|The Author is Former Director General of Information Systems and A Special Forces Veteran, Indian Army|
Tracking the variability of the Ionosphere is important for communication and navigation. The ionospheric variability is greatly influenced by solar originated processes and the neutral atmosphere origin. The ionosphere extending from 60 km to about 1000 km altitude, plays a major role in aiding long distance HF (3 to 30 MHz) communications as well as in the deteriorating performance of satellite radio systems in the VHF (30 to 300 MHz), UHF (300 to 3000 MHz) and even higher frequency bands. The ionosphere influences radio propagation in which the radio refractive index of ionosphere, interaction of radio waves with ionosphere and reflection of radio waves come into play.
The long, relatively unhindered travel of the GPS signal through the virtual vacuum of space too changes as it passes through the earth's atmosphere. Through both refraction and diffraction, the atmosphere alters the apparent speed and, to a lesser extent, the direction of the signal. The ionosphere has layers sometimes known as the mesosphere and thermosphere but neither of that are themselves composed of D, E, and F regions extending 50-90 km, 90-120 km and 120-1000 km respectively. Neither the boundaries between these regions, nor the upper layer of the ionosphere, can be defined strictly. D region has almost no effect on GPS signals and E region has slight but it can scintillate the GPS signal. However F region affects propagation of electromagnetic signals the most. The ionosphere is also not homogeneous. Its behavior in one region of the earth is liable to be unlike its behavior in another. For example, ionospheric disturbances can be particularly harsh in the Polar Regions. But the highest Total Electron Value (TEC) values and the widest variations in the horizontal gradients occur in the band of about 60° of geomagnetic latitude. That band lies 30° north and 30° south of the earth’s magnetic equator. Severity of the ionosphere’s effect on a GPS signal depends on the amount of time that signal spends traveling through it. A signal originating from a satellite near the observer’s horizon must pass through a larger amount of the ionosphere to reach the receiver than does a signal from a satellite near the observer’s zenith. In other words, the longer the signal is in the ionosphere, the greater the ionosphere’s effect on it.

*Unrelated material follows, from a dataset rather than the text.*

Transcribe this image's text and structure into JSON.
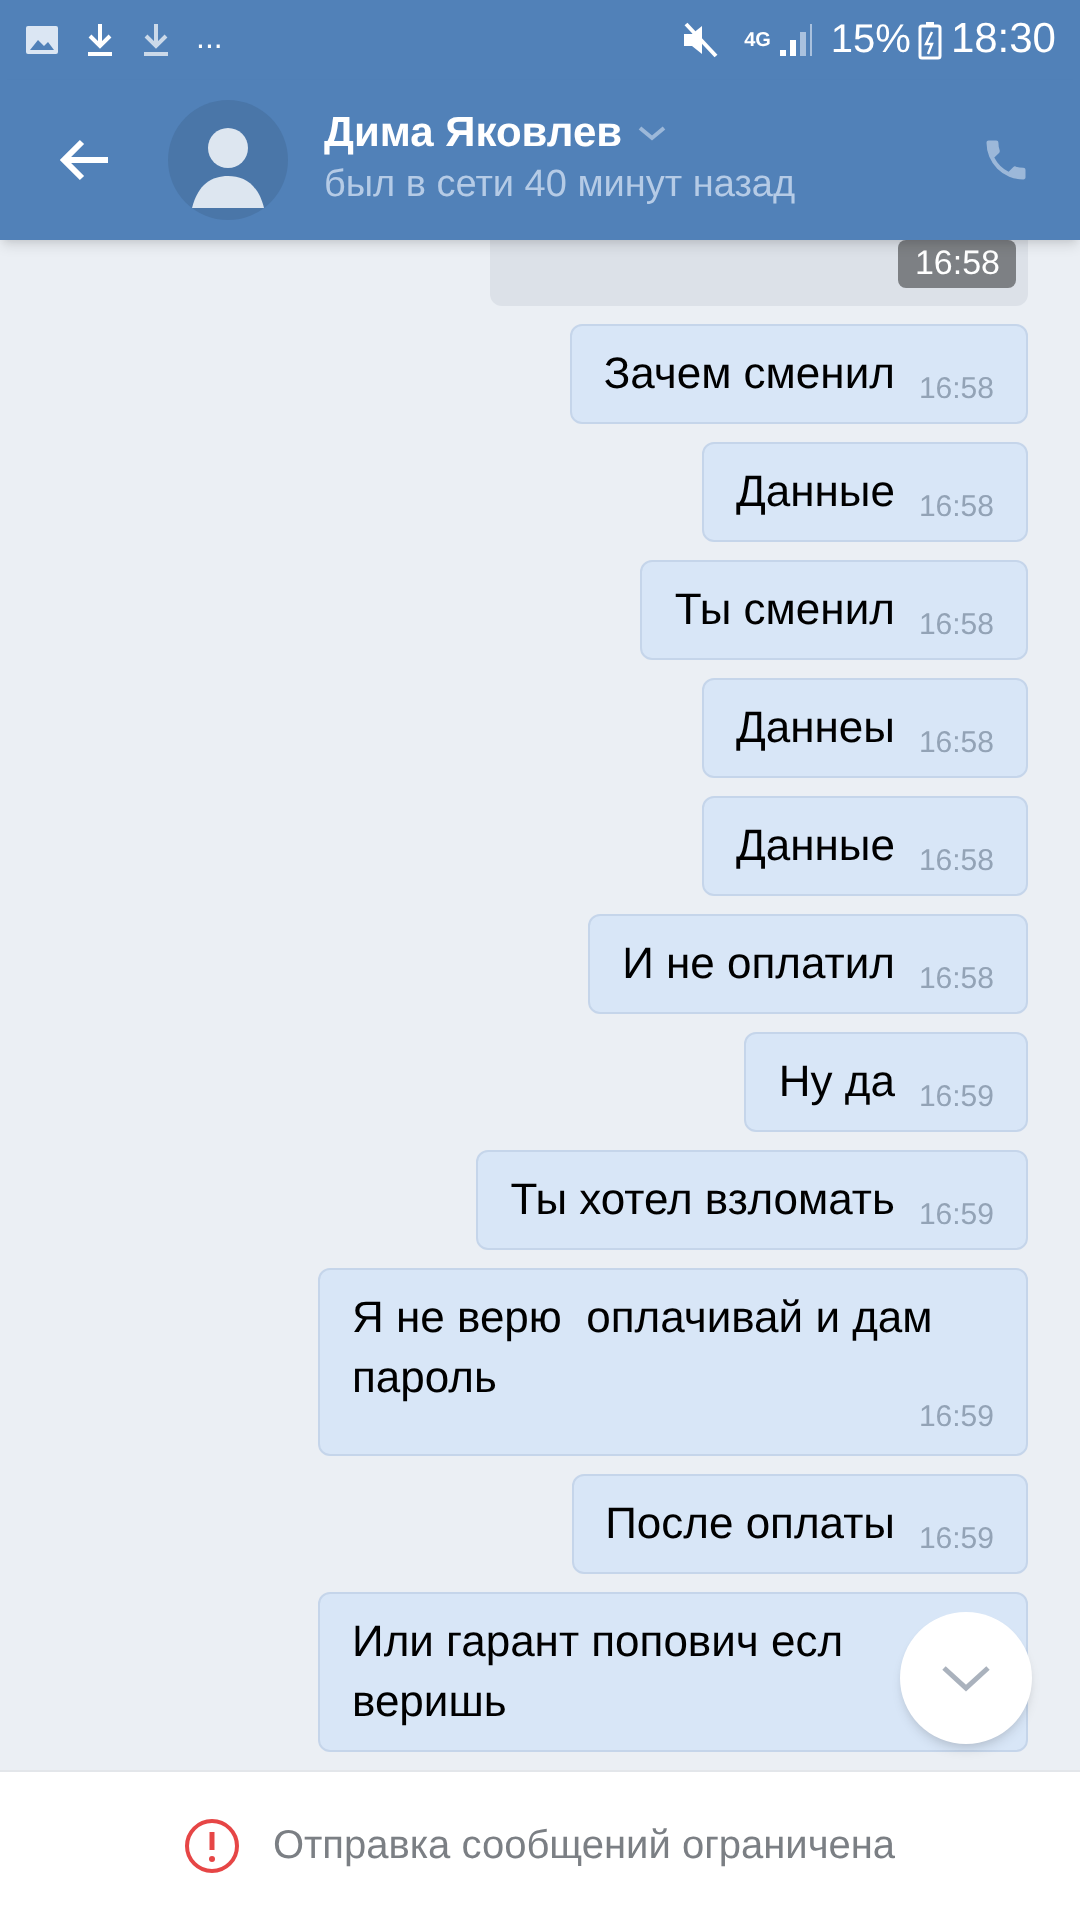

The good news is that now researchers from Indian Institute of Geomagnetism (IIG), Navi Mumbai have developed a new Artificial Neural Network based long-term Ionospheric Model (ANNIM) using long-term ionospheric observations to predict the ionospheric electron density and the peak parameters. Artificial Neural Networks (ANNs) replicate the human brain or biological neurons to solve problems like pattern recognition, classification, clustering, generalisation, linear and non-linear data fitting, and the like. The researchers developed the ANNIM by using an extensive database consisting of nearly two decades of global Digisonde (an instrument that measures real-time on-site electron density of the ionosphere by sending the radio frequency pulses), Global Navigation Satellite System (GNSS) radio occultation and topside sounders observations. These datasets were processed with various quality control measures to eliminate spurious data points (outliers) and prepared for the training. Day number, Universal Time, latitude, longitude, F10.7 index (responsible for Photo-ionization), Kp (represents the disturbed space weather conditions), magnetic declination, inclination, dip latitude, zonal and meridional neutral winds were taken as inputs in the study. The target (output) of ANNs is the electron density as a function of altitude for any given location and time. The data was trained with the ANNs using high-performance computer at IIG to develop the ANNIM. The ANNIM predictions done by the IIG team matched with the incoherent scatter radar and the satellite in situ electron density observations. Further, the ANNIM successfully reproduced large scale anomalies of the ionosphere. The ANNIM also captured the general morphological features of the ionosphere during the disturbed space weather periods, such as geomagnetic storms which occurs when the magnetic cloud originated from Sun (known as Coronal Mass Ejection (CME)) interacts with the Earth’s magnetosphere.
The ANNIM developed by IIG researchers can be utilised as a reference model in ionospheric predictions and has potential applications in calculating the GNSS positioning error. It would have a wider impact, ranging from accurate aiming on enemy targets to scientific research in space weather. According to Dr S. Tulasiram from IIG, one of the two primary researchers, “This development is crucial for armed forces as, over the past few years, Indian Armed Forces have, like all militaries, sought pinpoint accuracy to minimise collateral damage in targeting enemy positions. Although several fighter jet and other missile systems have been fitted with highly-accurate navigation systems, few weapons in service can yet take advantage of this model”, adding, “Better ionospheric modeling will yield better accuracy of positioning in satellite based navigation. The current ionospheric model (AMMIM) accuracy is significantly better compared to other ionospheric models used in single frequency GPS users.” ANNIM is another feather in India’s cap.